My sense of each of my characters—Rachel, Dev, Clarissa, and Nate—came quite easily. They felt like people I’d met, old college classmates of mine that I’d lost touch with, perhaps, and their extrinsic qualities were clear to me relatively early.
As I started drafting, I embarked on my familiar exercise: writing a pivotal scene—a group ski trip gone wrong—from each of their four POVs, even as I knew the ultimate perspective I wanted to tell it from. Who knew what? Who would perceive which slights in this interaction, whose secrets would be revealed?
And then I realized: Because all four characters are—or had been, at least—close friends, I wasn’t simply handling four different views of the world. I was handling somewhere between six and twelve different relationships.I didn’t find writing from four points of view four times more challenging than writing from one. It was exponentially so.
Let me explain: Each of the four characters has three close friendships with the others that they perceive in a certain way. Multiplied across each of them, that adds up, in my estimation, to twelve: how Rachel sees Clarissa is different from how Clarissa sees her; so is how Clarissa views Nate, and vice versa, and so on.
This is an interesting point, however, because it does, in a way, depend upon how you see the nature of relationship itself: is a friendship between person A and person B one entity? Or is it, in fact, two? Two perspectives of the other and of the self; two interpretations of the very same lived events? To me, and to anyone who has pursued the exercise of writing the same scene, or the same story, from two different perspectives, I would argue that it will always be the latter.
From that point forward, I didn’t find writing from four points of view four times more challenging than writing from one. It was exponentially so.
Solving the multi-POV proof
To sort out this exponential problem, I started to keep notes.
Who We Are Now spans about fifteen years. Going into each new year, which represents its own section in the novel, I roughly sketched out each characters’ perceptions. For example: leading into 2008, how does each character feel about the others? What concerns do they have? And what—if anything—might they not know or find missing that will come out later?
This note-taking structure—having a series of bullet points at the top of the page to start each chapter—proved incredibly helpful, and never more so than when it came time to change the structure of the book.
After I’d struggled through a first draft, I submitted a version to my brilliant editor, knowing that something was still missing that could help us propel the story forward through the endlessly rotating POVs. As it turned out, she had a structural solution: to divide the book into three sections, each consisting of four years, with one year told linearly from the perspective of each of the characters. (In the first draft, I’d taken a somewhat random approach to shifting POV, so this revision would require me to rewrite a lot of the same events from someone else’s perspective.)
It was an enormous undertaking—but, luckily, I’d done the exercise I described: writing one single scene from each character’s point of view simply so that I’d understand the stakes for all of them.
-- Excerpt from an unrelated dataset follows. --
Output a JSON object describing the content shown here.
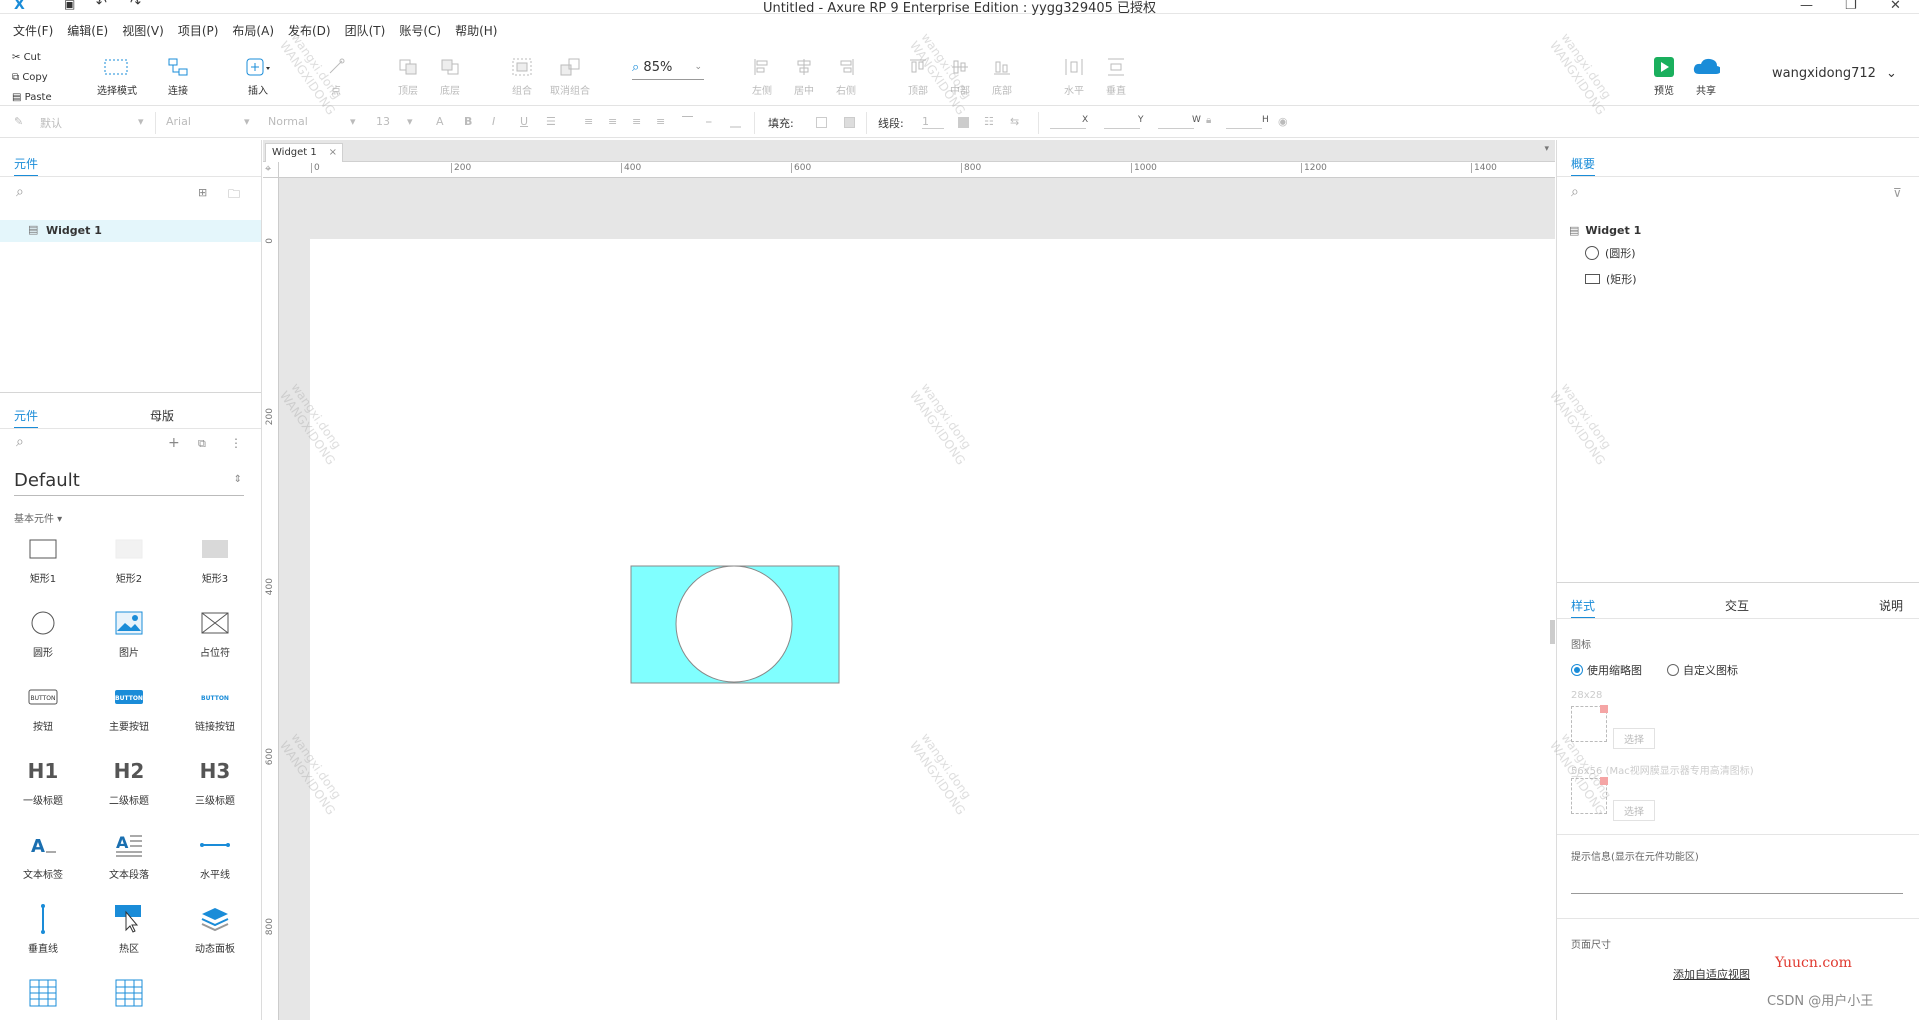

Thus, I already knew how a lot of events looked from someone else’s standpoint; I knew what past relationship or secret a certain character didn’t learn until a point in the future.
The exercise gave me deeper insight and made it possible to embark on the revision—which, I firmly believe, made the book cleaner and more compelling, stronger in just about every way. I recommend this writing trick for every author, regardless of which POV they ultimately select for a scene (or for the story as a whole).
In the end, my editor loved the second draft of Who We Are Now, and so did I. We felt that the multi-POV structure had been well worth keeping, despite all the labor of drafting and revision, and I hope it seems so to the reader as well. I’m proud to have written a novel in this style, and I do believe I will be able to do it better the next time.
Well, eventually. For my next novel, I think I might return to one POV. Or maybe two… after all, I can’t resist the dramatic tension of a good secret.
Who We Are Now by Lauryn Chamberlain is available from Dutton, an imprint of the Penguin Publishing Group, a division of Penguin Random House, LLC.